The Convention on the Elimination of All Forms of Discrimination against Women (CEDAW), adopted in 1979 by the UN General Assembly, is often described as an international bill of rights for women.  Consisting of a preamble and 30 articles, it defines what constitutes discrimination against women and sets up an agenda for national action to end such discrimination.
http://www.un.org/womenwatch/daw/cedaw/cedaw.htm

The Convention defines discrimination against women as “…any distinction, exclusion or restriction made on the basis of sex which has the effect or purpose of impairing or nullifying the recognition, enjoyment or exercise by women, irrespective of their marital status, on a basis of equality of men and women, of human rights and fundamental freedoms in the political, economic, social, cultural, civil or any other field.”

By accepting the Convention, States commit themselves to undertake a series of measures to end discrimination against women in all forms, including:

  • to incorporate the principle of equality of men and women in their legal system, abolish all discriminatory laws and adopt appropriate ones prohibiting discrimination against women;
  • to establish tribunals and other public institutions to ensure the effective protection of women against discrimination; and
  • to ensure elimination of all acts of discrimination against women by persons, organizations or enterprises.

The Convention provides the basis for realizing equality between women and men through ensuring women’s equal access to, and equal opportunities in, political and public life — including the right to vote and to stand for election — as well as education, health and employment.  States parties agree to take all appropriate measures, including legislation and temporary special measures, so that women can enjoy all their human rights and fundamental freedoms.

The Convention is the only human rights treaty which affirms the reproductive rights of women and targets culture and tradition as influential forces shaping gender roles and family relations.  It affirms women’s rights to acquire, change or retain their nationality and the nationality of their children.  States parties also agree to take appropriate measures against all forms of traffic in women and exploitation of women.

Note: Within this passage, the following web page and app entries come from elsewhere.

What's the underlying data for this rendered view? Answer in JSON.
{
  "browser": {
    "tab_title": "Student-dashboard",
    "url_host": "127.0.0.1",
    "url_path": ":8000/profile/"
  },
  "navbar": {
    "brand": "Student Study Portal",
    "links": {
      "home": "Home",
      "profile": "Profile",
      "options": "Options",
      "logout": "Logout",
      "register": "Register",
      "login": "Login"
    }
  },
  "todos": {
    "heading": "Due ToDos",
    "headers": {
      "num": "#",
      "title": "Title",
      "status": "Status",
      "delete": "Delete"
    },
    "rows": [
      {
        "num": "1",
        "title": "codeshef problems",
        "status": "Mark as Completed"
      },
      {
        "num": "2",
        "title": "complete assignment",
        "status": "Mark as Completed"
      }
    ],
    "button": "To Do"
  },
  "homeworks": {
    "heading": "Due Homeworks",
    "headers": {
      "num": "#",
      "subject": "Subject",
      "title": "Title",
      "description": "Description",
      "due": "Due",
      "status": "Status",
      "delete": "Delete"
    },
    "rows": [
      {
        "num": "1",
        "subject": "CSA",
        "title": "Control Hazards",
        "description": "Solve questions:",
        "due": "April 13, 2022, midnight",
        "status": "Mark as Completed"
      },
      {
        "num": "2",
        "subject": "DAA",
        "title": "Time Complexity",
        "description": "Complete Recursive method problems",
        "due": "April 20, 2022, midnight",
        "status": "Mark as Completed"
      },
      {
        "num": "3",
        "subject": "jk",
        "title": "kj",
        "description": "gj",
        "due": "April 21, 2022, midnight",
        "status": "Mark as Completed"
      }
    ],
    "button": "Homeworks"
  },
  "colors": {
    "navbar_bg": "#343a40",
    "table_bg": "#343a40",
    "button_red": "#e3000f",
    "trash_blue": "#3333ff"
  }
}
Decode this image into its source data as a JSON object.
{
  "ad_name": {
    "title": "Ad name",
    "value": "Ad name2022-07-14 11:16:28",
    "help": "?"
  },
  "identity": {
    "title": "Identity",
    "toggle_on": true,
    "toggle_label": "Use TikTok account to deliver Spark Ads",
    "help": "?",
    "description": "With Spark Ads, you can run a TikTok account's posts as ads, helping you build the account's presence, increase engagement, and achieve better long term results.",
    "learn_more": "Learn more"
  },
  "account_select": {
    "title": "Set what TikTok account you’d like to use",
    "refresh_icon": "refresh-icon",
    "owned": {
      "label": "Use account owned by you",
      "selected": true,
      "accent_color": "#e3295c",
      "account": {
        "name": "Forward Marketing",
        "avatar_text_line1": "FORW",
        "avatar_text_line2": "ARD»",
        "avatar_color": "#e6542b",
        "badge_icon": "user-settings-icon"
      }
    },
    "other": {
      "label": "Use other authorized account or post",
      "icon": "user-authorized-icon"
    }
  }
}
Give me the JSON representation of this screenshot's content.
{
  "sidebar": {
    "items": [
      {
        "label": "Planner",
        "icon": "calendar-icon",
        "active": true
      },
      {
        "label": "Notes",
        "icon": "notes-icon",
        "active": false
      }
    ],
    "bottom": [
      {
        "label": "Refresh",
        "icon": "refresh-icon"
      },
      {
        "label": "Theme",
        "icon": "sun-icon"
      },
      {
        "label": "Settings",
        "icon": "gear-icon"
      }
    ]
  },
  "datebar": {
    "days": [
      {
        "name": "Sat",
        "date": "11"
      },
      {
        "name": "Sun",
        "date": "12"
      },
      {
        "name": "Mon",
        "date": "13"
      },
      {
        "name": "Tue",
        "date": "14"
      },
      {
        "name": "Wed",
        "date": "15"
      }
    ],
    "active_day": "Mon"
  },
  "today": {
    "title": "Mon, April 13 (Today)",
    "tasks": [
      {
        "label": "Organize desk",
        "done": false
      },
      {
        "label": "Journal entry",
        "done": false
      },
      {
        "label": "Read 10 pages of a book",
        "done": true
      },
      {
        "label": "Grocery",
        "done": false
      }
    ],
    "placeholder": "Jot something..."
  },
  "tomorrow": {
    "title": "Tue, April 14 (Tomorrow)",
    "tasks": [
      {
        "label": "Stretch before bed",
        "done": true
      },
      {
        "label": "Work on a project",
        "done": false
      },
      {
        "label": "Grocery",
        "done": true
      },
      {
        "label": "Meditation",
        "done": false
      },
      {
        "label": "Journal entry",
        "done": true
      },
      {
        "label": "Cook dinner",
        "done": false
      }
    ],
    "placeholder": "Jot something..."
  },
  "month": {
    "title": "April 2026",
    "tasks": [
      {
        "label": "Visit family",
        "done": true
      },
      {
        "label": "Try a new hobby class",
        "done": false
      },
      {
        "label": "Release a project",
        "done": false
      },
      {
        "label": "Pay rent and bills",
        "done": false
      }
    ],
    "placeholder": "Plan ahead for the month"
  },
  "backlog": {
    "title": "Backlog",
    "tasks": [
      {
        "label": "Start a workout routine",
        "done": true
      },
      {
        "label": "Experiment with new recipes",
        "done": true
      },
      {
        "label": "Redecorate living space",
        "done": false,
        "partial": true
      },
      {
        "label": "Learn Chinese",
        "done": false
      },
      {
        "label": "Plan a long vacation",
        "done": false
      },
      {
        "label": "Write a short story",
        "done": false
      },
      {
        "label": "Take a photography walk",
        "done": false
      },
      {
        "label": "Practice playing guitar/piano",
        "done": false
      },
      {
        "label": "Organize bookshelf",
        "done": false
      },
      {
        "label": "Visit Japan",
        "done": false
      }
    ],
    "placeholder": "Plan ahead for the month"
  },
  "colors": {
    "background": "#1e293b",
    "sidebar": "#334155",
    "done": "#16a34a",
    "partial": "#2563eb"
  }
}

Countries that have ratified or acceded to the Convention are legally bound to put its provisions into practice.  They are also committed to submit national reports, at least every four years, on measures they have taken to comply with their treaty obligations.